This author independently screened 3,069 titles and abstracts from PubMed and Scopus. Studies were included if they adhered to the inclusion criteria of the IHS and AI/AN health outcomes (diabetes, life expectancy and maternal mortality). PRISMA guidelines were followed in this process.

The search yielded eight relevant articles which were included in the final review. Results showed that additional funding and resources to the IHS would lead to improved health outcomes in this population. Barriers to health care that affected life expectancy included inadequate funding of IHS service centers, limited access to resources and educational services. Additionally, when the IHS revied funding and created a specialized diabetes program, diabetes health outcomes improved.

To this author’s knowledge, this systematic review is the first study that explores the impact of the IHS on AI/AN health outcomes.

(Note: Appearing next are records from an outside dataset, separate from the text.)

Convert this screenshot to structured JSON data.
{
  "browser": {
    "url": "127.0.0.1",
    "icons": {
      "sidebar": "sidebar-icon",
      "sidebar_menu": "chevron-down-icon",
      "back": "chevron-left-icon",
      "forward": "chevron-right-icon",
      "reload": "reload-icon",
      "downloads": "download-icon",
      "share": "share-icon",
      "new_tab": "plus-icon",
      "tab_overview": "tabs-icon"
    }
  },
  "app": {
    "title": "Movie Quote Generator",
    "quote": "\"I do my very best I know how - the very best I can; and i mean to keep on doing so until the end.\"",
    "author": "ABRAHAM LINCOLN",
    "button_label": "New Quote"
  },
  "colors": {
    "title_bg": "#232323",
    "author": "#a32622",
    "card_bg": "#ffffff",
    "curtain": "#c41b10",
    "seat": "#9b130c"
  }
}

This review found that the IHS has an impact on AI/AN health outcome, and when allotted more resources and increased funding there are improved health outcomes in the AI/AN population.